Excerpts from an interface dataset
————

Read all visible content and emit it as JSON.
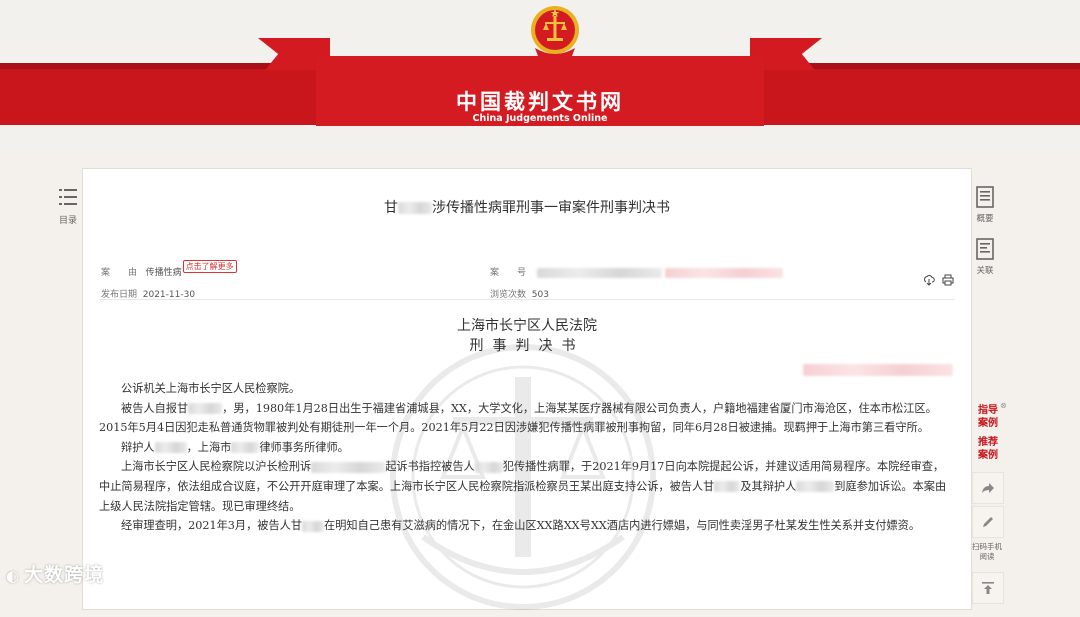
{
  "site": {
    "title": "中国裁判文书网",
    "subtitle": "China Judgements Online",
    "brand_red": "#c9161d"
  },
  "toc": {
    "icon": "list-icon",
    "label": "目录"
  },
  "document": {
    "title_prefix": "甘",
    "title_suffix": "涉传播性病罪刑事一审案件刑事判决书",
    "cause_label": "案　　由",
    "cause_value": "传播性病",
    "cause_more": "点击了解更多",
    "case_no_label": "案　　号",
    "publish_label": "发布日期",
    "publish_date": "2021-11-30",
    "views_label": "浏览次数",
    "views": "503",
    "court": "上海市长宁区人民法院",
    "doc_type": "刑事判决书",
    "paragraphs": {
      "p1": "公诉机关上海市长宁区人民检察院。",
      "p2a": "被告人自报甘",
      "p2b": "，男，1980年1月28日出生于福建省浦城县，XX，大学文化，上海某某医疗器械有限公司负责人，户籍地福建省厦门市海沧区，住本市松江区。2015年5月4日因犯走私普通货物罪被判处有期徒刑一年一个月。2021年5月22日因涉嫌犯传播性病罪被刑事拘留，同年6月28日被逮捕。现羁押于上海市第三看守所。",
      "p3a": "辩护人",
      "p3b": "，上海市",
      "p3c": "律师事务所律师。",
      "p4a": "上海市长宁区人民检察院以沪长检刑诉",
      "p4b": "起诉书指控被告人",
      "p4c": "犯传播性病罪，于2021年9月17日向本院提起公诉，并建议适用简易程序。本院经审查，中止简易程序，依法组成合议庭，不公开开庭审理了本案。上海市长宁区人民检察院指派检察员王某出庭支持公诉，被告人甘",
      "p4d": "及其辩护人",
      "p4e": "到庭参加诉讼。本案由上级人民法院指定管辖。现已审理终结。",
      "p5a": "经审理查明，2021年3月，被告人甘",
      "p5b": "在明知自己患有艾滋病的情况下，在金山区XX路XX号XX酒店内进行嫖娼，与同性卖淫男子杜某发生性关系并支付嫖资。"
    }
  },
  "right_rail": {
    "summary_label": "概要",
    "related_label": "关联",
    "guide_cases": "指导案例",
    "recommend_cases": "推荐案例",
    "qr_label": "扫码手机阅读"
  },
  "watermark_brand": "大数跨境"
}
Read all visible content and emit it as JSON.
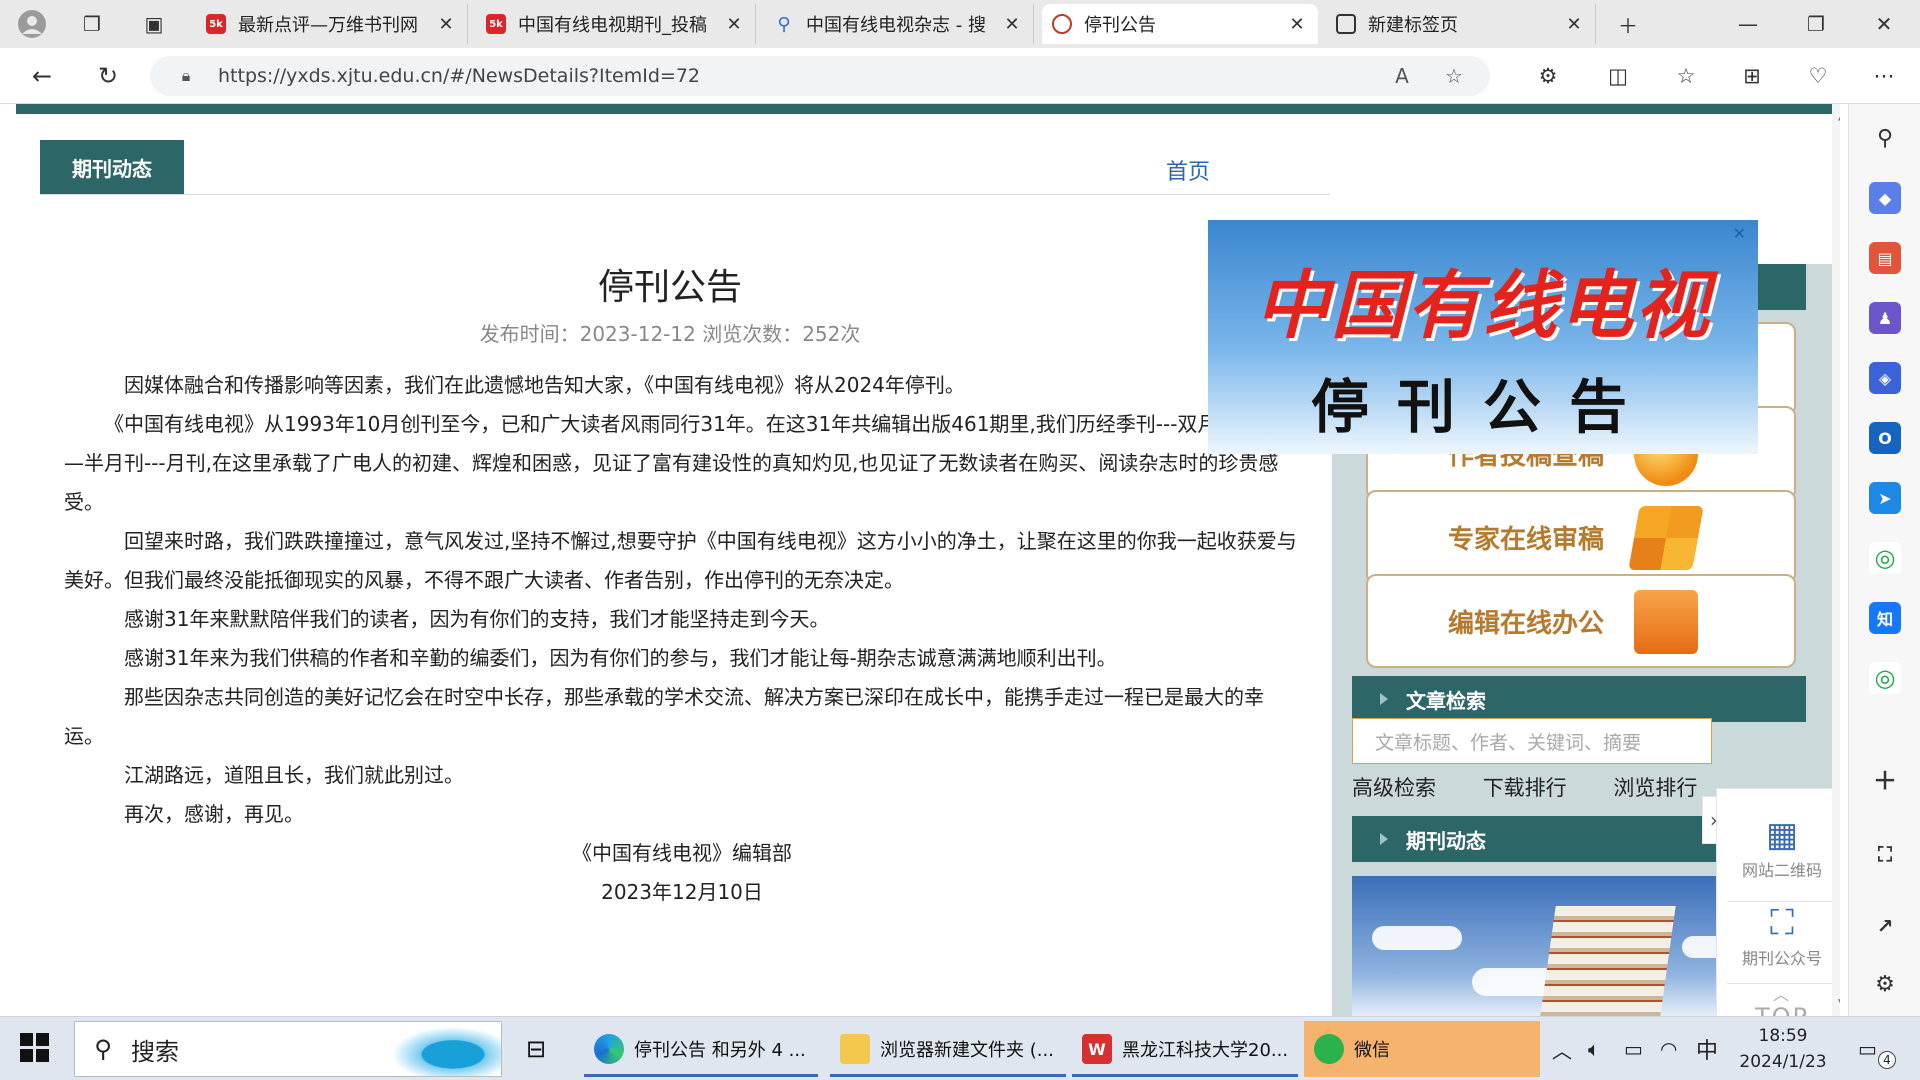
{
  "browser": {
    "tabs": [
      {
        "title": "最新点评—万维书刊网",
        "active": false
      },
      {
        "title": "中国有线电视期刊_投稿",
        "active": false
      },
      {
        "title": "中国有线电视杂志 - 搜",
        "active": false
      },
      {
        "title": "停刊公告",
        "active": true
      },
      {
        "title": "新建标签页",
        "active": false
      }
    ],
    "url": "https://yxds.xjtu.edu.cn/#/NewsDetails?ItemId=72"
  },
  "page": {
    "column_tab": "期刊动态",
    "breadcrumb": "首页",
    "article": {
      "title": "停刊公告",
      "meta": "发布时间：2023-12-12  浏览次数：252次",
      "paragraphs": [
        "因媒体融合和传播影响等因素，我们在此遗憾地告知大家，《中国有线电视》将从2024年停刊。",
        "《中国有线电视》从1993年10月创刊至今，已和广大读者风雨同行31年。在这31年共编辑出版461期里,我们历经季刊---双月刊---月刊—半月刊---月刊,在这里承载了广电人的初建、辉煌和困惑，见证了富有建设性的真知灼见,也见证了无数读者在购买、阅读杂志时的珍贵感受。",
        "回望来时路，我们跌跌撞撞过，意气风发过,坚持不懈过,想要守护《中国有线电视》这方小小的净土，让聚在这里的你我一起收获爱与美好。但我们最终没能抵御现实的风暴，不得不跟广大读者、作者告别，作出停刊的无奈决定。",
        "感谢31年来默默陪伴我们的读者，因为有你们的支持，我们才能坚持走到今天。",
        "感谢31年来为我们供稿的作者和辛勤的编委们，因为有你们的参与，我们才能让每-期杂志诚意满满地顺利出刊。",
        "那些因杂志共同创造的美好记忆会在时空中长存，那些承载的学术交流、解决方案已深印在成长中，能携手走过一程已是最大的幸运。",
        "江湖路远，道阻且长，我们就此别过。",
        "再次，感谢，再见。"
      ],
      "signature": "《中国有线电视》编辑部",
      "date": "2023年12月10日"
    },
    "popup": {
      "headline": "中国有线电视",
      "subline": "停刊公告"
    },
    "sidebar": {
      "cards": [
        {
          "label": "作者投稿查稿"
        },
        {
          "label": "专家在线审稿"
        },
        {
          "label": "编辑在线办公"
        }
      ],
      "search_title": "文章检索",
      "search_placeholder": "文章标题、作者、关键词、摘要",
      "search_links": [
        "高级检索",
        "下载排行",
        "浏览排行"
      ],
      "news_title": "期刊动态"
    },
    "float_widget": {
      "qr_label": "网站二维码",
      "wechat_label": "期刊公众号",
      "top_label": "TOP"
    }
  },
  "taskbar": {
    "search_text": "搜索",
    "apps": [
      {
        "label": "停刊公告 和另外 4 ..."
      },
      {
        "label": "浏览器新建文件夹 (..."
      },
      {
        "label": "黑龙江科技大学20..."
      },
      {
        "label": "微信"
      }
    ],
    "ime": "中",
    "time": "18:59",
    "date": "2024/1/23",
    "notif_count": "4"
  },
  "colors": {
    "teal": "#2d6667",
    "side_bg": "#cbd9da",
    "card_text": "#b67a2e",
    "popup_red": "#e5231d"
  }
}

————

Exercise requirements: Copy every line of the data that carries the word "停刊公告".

Result:
        "title": "停刊公告",
      "title": "停刊公告",
      "subline": "停刊公告"
        "label": "停刊公告 和另外 4 ..."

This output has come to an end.